Given the length of this code document, and the admittedly dry reading that it contains, it’s not surprising that many Los Angeles drivers are unaware that they are breaking the law every time that they pull away from a curb or out of a driveway. But this is nothing to take lightly. A violation of any one of those sections or amendments could result in being pulled over by law enforcement. And while that stop most likely won’t result in handcuffs or a trip to the station, it could have serious consequences just the same for Los Angeles area drivers.
If you are in violation of one of the sections of Chapter 10.4 and you are issued a citation, a point or points are placed by the Department of Motor Vehicles on your driver’s license. Almost all auto insurance companies penalize “pointed” drivers, but it’s much worse than that. If a Los Angeles area driver earns a certain amount of points on his or her license, the license can be suspended, or even permanently revoked. Many people might agree that a deliberately reckless or habitually drunken driver deserves those points, but some of the criteria for assigning those points might surprise drivers. Tailgating, being distracted by a driver, having items in the vehicle that could potentially block your view, and having vehicle brakes and/or lights that are in questionable working order are among the many code violations that can earn a driver a point on his or her license. Receiving an out of state traffic ticket can also result in a point being placed on a license. And when a driver reaches:
- four points within one year
- six points within two years
- eight points within three years
then a driver’s license can be suspended for six months, a lifetime in the car culture of Los Angeles. Points for relatively minor traffic offenses don’t go away once a suspension has been served. They generally remain on a license for three years.
More Serious Offenses
Repeat drunk driving offenses, certain traffic violations, hit and run accidents, drag racing, traveling at speeds over one hundred miles per hour, and driving on a suspended or revoked license earn a driver two points on a license. These types of points generally stay on a license for ten years.

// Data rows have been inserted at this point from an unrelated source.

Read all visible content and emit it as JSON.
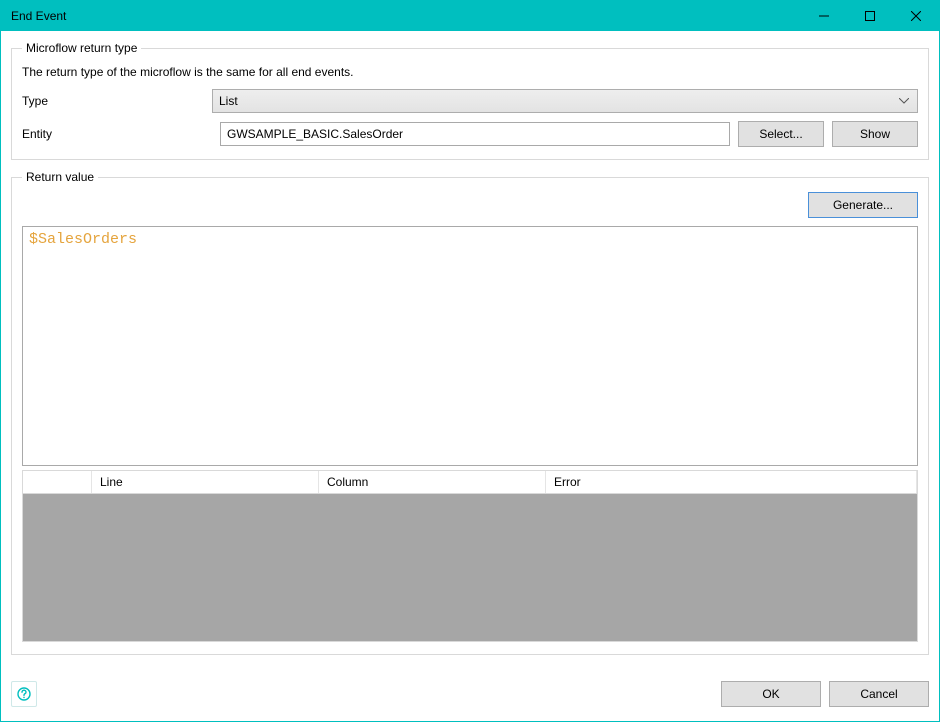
{
  "window": {
    "title": "End Event"
  },
  "returnTypeGroup": {
    "legend": "Microflow return type",
    "description": "The return type of the microflow is the same for all end events.",
    "typeLabel": "Type",
    "typeValue": "List",
    "entityLabel": "Entity",
    "entityValue": "GWSAMPLE_BASIC.SalesOrder",
    "selectButton": "Select...",
    "showButton": "Show"
  },
  "returnValueGroup": {
    "legend": "Return value",
    "generateButton": "Generate...",
    "expression": "$SalesOrders",
    "errorColumns": {
      "line": "Line",
      "column": "Column",
      "error": "Error"
    }
  },
  "footer": {
    "ok": "OK",
    "cancel": "Cancel"
  }
}
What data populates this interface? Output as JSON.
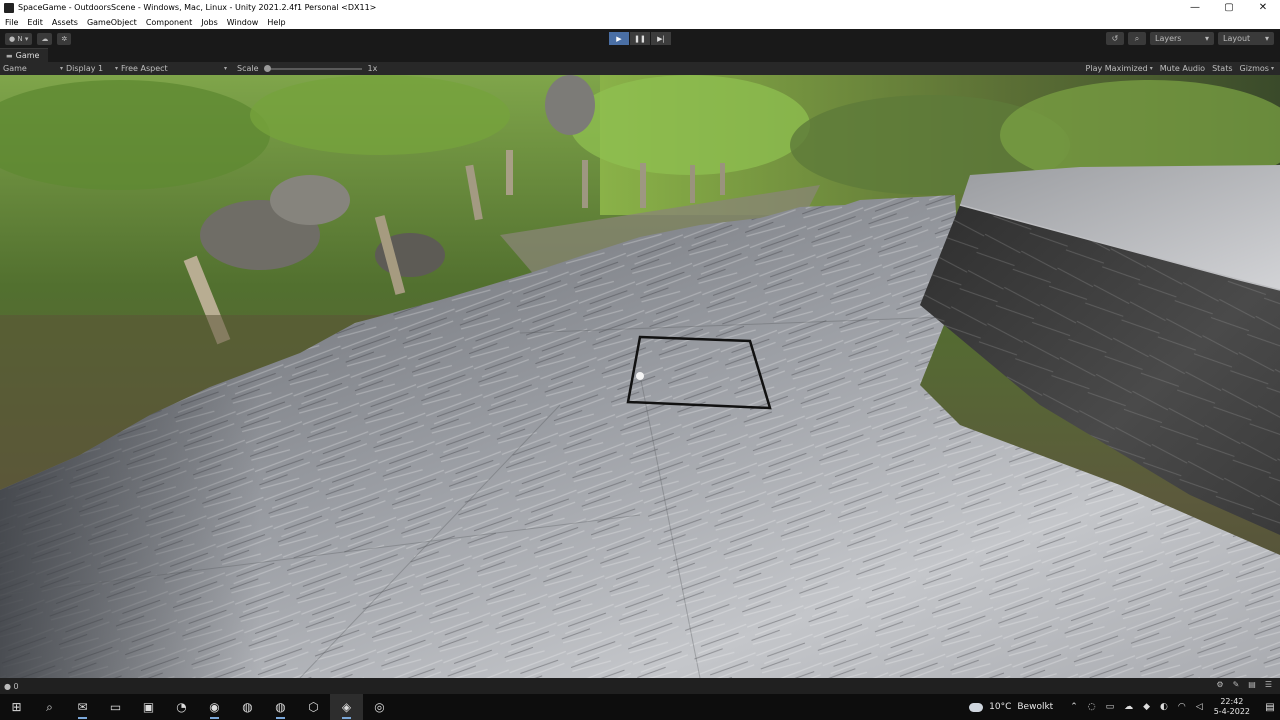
{
  "window": {
    "title": "SpaceGame - OutdoorsScene - Windows, Mac, Linux - Unity 2021.2.4f1 Personal <DX11>",
    "controls": [
      "—",
      "▢",
      "✕"
    ]
  },
  "menu": [
    "File",
    "Edit",
    "Assets",
    "GameObject",
    "Component",
    "Jobs",
    "Window",
    "Help"
  ],
  "toolbar": {
    "account_label": "N",
    "layers_label": "Layers",
    "layout_label": "Layout"
  },
  "tab": {
    "label": "Game"
  },
  "gamebar": {
    "mode": "Game",
    "display": "Display 1",
    "aspect": "Free Aspect",
    "scale_label": "Scale",
    "scale_value": "1x",
    "scale_fraction": 0.0,
    "play_maximized": "Play Maximized",
    "mute_audio": "Mute Audio",
    "stats": "Stats",
    "gizmos": "Gizmos"
  },
  "status": {
    "left_count": "0"
  },
  "taskbar": {
    "apps": [
      "windows-start",
      "search",
      "mail",
      "file-explorer",
      "store",
      "blender",
      "discord",
      "chrome",
      "chrome-profile",
      "unity-hub",
      "unity-editor",
      "obs"
    ],
    "active_app": "unity-editor",
    "weather_temp": "10°C",
    "weather_text": "Bewolkt",
    "time": "22:42",
    "date": "5-4-2022"
  },
  "colors": {
    "play_active": "#4a6fa5",
    "editor_bg": "#191919",
    "panel_bg": "#282828",
    "taskbar_bg": "#0d0d0d"
  }
}
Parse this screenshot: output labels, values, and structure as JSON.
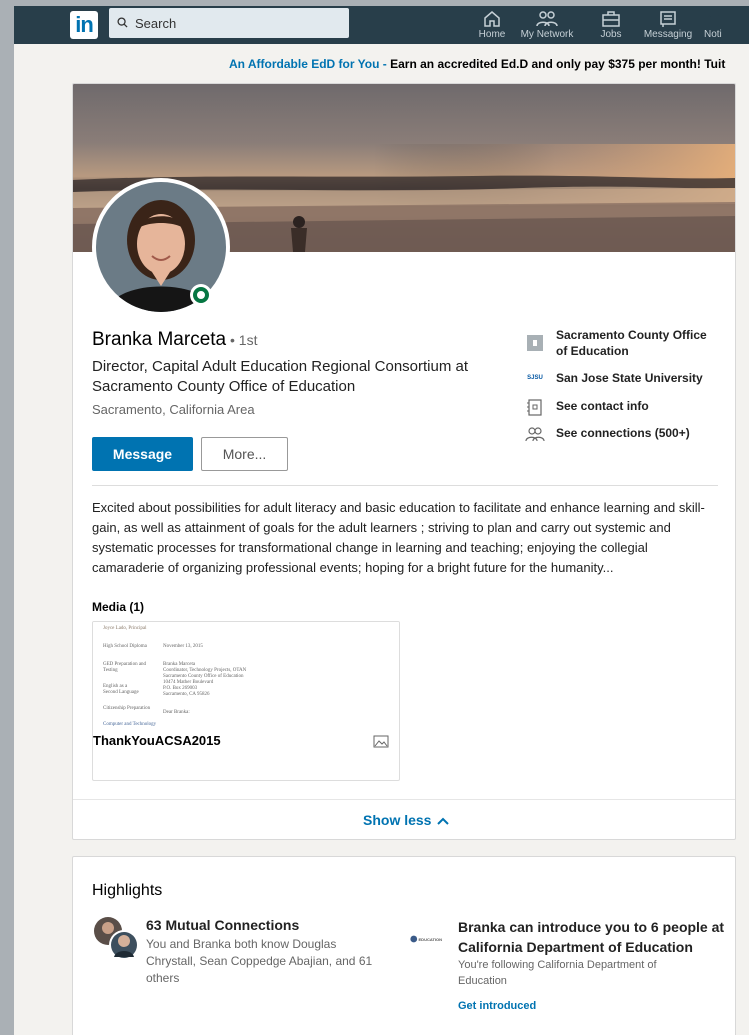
{
  "nav": {
    "logo_text": "in",
    "search_placeholder": "Search",
    "items": [
      {
        "label": "Home",
        "icon": "home-icon"
      },
      {
        "label": "My Network",
        "icon": "network-icon"
      },
      {
        "label": "Jobs",
        "icon": "jobs-icon"
      },
      {
        "label": "Messaging",
        "icon": "messaging-icon"
      },
      {
        "label": "Noti",
        "icon": "notifications-icon"
      }
    ]
  },
  "promo": {
    "link_text": "An Affordable EdD for You",
    "separator": " - ",
    "body_text": "Earn an accredited Ed.D and only pay $375 per month! Tuit"
  },
  "profile": {
    "name": "Branka Marceta",
    "degree": " • 1st",
    "headline": "Director, Capital Adult Education Regional Consortium at Sacramento County Office of Education",
    "location": "Sacramento, California Area",
    "message_button": "Message",
    "more_button": "More...",
    "side": {
      "company": "Sacramento County Office of Education",
      "school": "San Jose State University",
      "school_logo": "SJSU",
      "contact": "See contact info",
      "connections": "See connections (500+)"
    },
    "summary": "Excited about possibilities for adult literacy and basic education to facilitate and enhance learning and skill-gain, as well as attainment of goals for the adult learners ; striving to plan and carry out systemic and systematic processes for transformational change in learning and teaching; enjoying the collegial camaraderie of organizing professional events; hoping for a bright future for the humanity...",
    "media_label": "Media (1)",
    "media_title": "ThankYouACSA2015",
    "show_less": "Show less"
  },
  "highlights": {
    "title": "Highlights",
    "mutual_title": "63 Mutual Connections",
    "mutual_desc": "You and Branka both know Douglas Chrystall, Sean Coppedge Abajian, and 61 others",
    "edu_logo": "EDUCATION",
    "intro_title": "Branka can introduce you to 6 people at California Department of Education",
    "intro_desc": "You're following California Department of Education",
    "intro_link": "Get introduced"
  },
  "colors": {
    "nav_bg": "#283e4a",
    "brand_blue": "#0073b1",
    "online_green": "#057642"
  }
}
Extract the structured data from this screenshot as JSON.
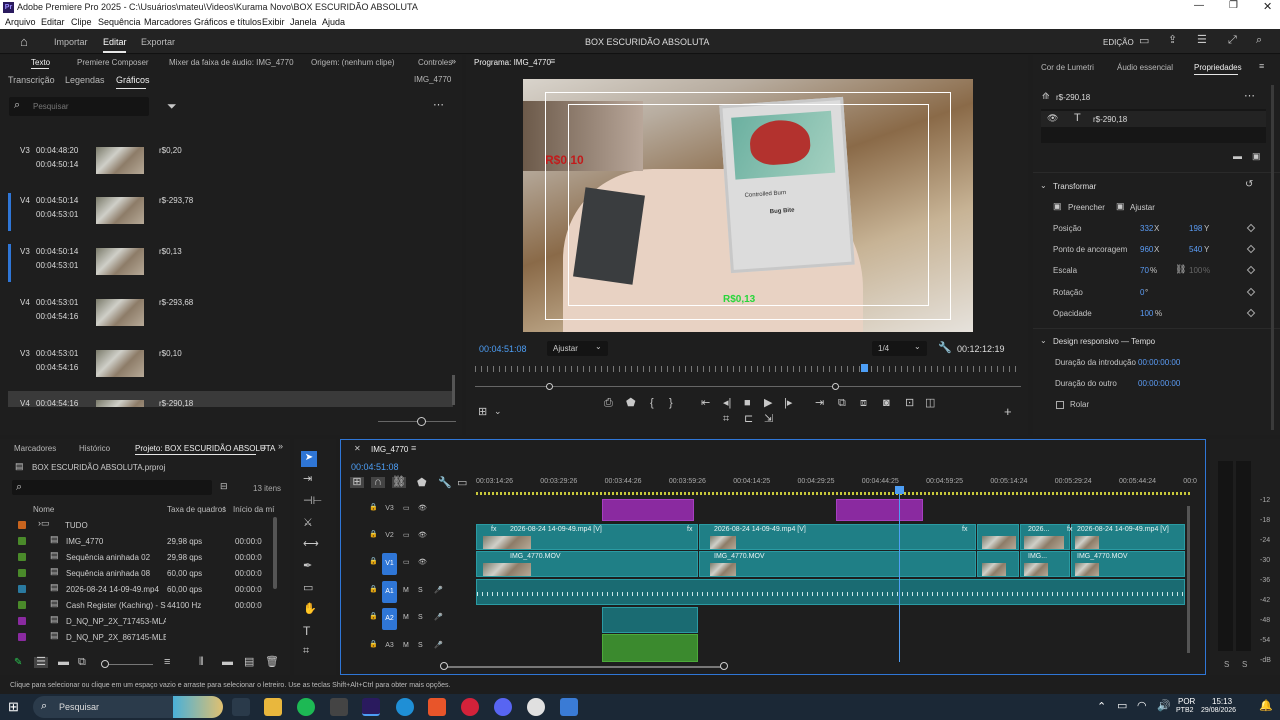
{
  "window": {
    "title": "Adobe Premiere Pro 2025 - C:\\Usuários\\mateu\\Videos\\Kurama Novo\\BOX ESCURIDÃO ABSOLUTA",
    "app_badge": "Pr"
  },
  "menu": [
    "Arquivo",
    "Editar",
    "Clipe",
    "Sequência",
    "Marcadores",
    "Gráficos e títulos",
    "Exibir",
    "Janela",
    "Ajuda"
  ],
  "workspace": {
    "tabs": [
      "Importar",
      "Editar",
      "Exportar"
    ],
    "active": "Editar",
    "project_title": "BOX ESCURIDÃO ABSOLUTA",
    "mode": "EDIÇÃO"
  },
  "left_panel": {
    "top_tabs": [
      "Texto",
      "Premiere Composer",
      "Mixer da faixa de áudio: IMG_4770",
      "Origem: (nenhum clipe)",
      "Controles"
    ],
    "sub_tabs": [
      "Transcrição",
      "Legendas",
      "Gráficos"
    ],
    "sub_active": "Gráficos",
    "clip_name": "IMG_4770",
    "search_placeholder": "Pesquisar",
    "items": [
      {
        "track": "V3",
        "in": "00:04:48:20",
        "out": "00:04:50:14",
        "text": "r$0,20",
        "selected": false
      },
      {
        "track": "V4",
        "in": "00:04:50:14",
        "out": "00:04:53:01",
        "text": "r$-293,78",
        "selected": true
      },
      {
        "track": "V3",
        "in": "00:04:50:14",
        "out": "00:04:53:01",
        "text": "r$0,13",
        "selected": true
      },
      {
        "track": "V4",
        "in": "00:04:53:01",
        "out": "00:04:54:16",
        "text": "r$-293,68",
        "selected": false
      },
      {
        "track": "V3",
        "in": "00:04:53:01",
        "out": "00:04:54:16",
        "text": "r$0,10",
        "selected": false
      },
      {
        "track": "V4",
        "in": "00:04:54:16",
        "out": "",
        "text": "r$-290,18",
        "selected": false
      }
    ]
  },
  "program": {
    "title": "Programa: IMG_4770",
    "timecode": "00:04:51:08",
    "fit": "Ajustar",
    "resolution": "1/4",
    "duration": "00:12:12:19",
    "overlay_left": "R$0,10",
    "overlay_green": "R$0,13",
    "card_name": "Bug Bite",
    "card_attack": "Controlled Burn"
  },
  "right_panel": {
    "tabs": [
      "Cor de Lumetri",
      "Áudio essencial",
      "Propriedades"
    ],
    "active": "Propriedades",
    "layer_title": "r$-290,18",
    "layer_item": "r$-290,18",
    "transform": {
      "header": "Transformar",
      "fill": "Preencher",
      "fit": "Ajustar",
      "rows": [
        {
          "label": "Posição",
          "v1": "332",
          "u1": "X",
          "v2": "198",
          "u2": "Y"
        },
        {
          "label": "Ponto de ancoragem",
          "v1": "960",
          "u1": "X",
          "v2": "540",
          "u2": "Y"
        },
        {
          "label": "Escala",
          "v1": "70",
          "u1": "%",
          "v2": "100",
          "u2": "%"
        },
        {
          "label": "Rotação",
          "v1": "0",
          "u1": "°",
          "v2": "",
          "u2": ""
        },
        {
          "label": "Opacidade",
          "v1": "100",
          "u1": "%",
          "v2": "",
          "u2": ""
        }
      ]
    },
    "responsive": {
      "header": "Design responsivo — Tempo",
      "intro_label": "Duração da introdução",
      "intro": "00:00:00:00",
      "outro_label": "Duração do outro",
      "outro": "00:00:00:00",
      "roll": "Rolar"
    }
  },
  "project_panel": {
    "tabs": [
      "Marcadores",
      "Histórico",
      "Projeto: BOX ESCURIDÃO ABSOLUTA"
    ],
    "file": "BOX ESCURIDÃO ABSOLUTA.prproj",
    "count": "13 itens",
    "columns": [
      "Nome",
      "Taxa de quadros",
      "Início da mí"
    ],
    "rows": [
      {
        "name": "TUDO",
        "rate": "",
        "start": "",
        "color": "#c8641e"
      },
      {
        "name": "IMG_4770",
        "rate": "29,98 qps",
        "start": "00:00:0",
        "color": "#4a8a2a"
      },
      {
        "name": "Sequência aninhada 02",
        "rate": "29,98 qps",
        "start": "00:00:0",
        "color": "#4a8a2a"
      },
      {
        "name": "Sequência aninhada 08",
        "rate": "60,00 qps",
        "start": "00:00:0",
        "color": "#4a8a2a"
      },
      {
        "name": "2026-08-24 14-09-49.mp4",
        "rate": "60,00 qps",
        "start": "00:00:0",
        "color": "#2a7aa0"
      },
      {
        "name": "Cash Register (Kaching) - So",
        "rate": "44100 Hz",
        "start": "00:00:0",
        "color": "#4a8a2a"
      },
      {
        "name": "D_NQ_NP_2X_717453-MLA",
        "rate": "",
        "start": "",
        "color": "#8a2aa0"
      },
      {
        "name": "D_NQ_NP_2X_867145-MLB",
        "rate": "",
        "start": "",
        "color": "#8a2aa0"
      }
    ]
  },
  "timeline": {
    "name": "IMG_4770",
    "timecode": "00:04:51:08",
    "ruler": [
      "00:03:14:26",
      "00:03:29:26",
      "00:03:44:26",
      "00:03:59:26",
      "00:04:14:25",
      "00:04:29:25",
      "00:04:44:25",
      "00:04:59:25",
      "00:05:14:24",
      "00:05:29:24",
      "00:05:44:24",
      "00:0"
    ],
    "video_tracks": [
      "V3",
      "V2",
      "V1"
    ],
    "audio_tracks": [
      "A1",
      "A2",
      "A3"
    ],
    "clip_v2": "2026-08-24 14-09-49.mp4 [V]",
    "clip_v2_short": "2026...",
    "clip_v1": "IMG_4770.MOV",
    "clip_v1_short": "IMG...",
    "fx": "fx"
  },
  "meter": {
    "labels": [
      "-12",
      "-18",
      "-24",
      "-30",
      "-36",
      "-42",
      "-48",
      "-54",
      "-dB"
    ],
    "solo": [
      "S",
      "S"
    ]
  },
  "status": "Clique para selecionar ou clique em um espaço vazio e arraste para selecionar o letreiro. Use as teclas Shift+Alt+Ctrl para obter mais opções.",
  "taskbar": {
    "search": "Pesquisar",
    "lang": "POR",
    "layout": "PTB2",
    "time": "15:13",
    "date": "29/08/2026"
  }
}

Help With Code Violations
Paying for a traffic violation does not remove points from your license. Instead, it’s recommended that those who have been issued these citations fight them with the assistance of an attorney. An experienced lawyer can:
- have tickets dismissed because of errors
- plea-bargain better outcome for clients
- keep clients from being taken advantage of by prosecutors and judges
Everyone makes mistakes, but why should yours cost you the loss of your vehicle? Call us today, and learn how we can keep you on the road despite vehicle code woes!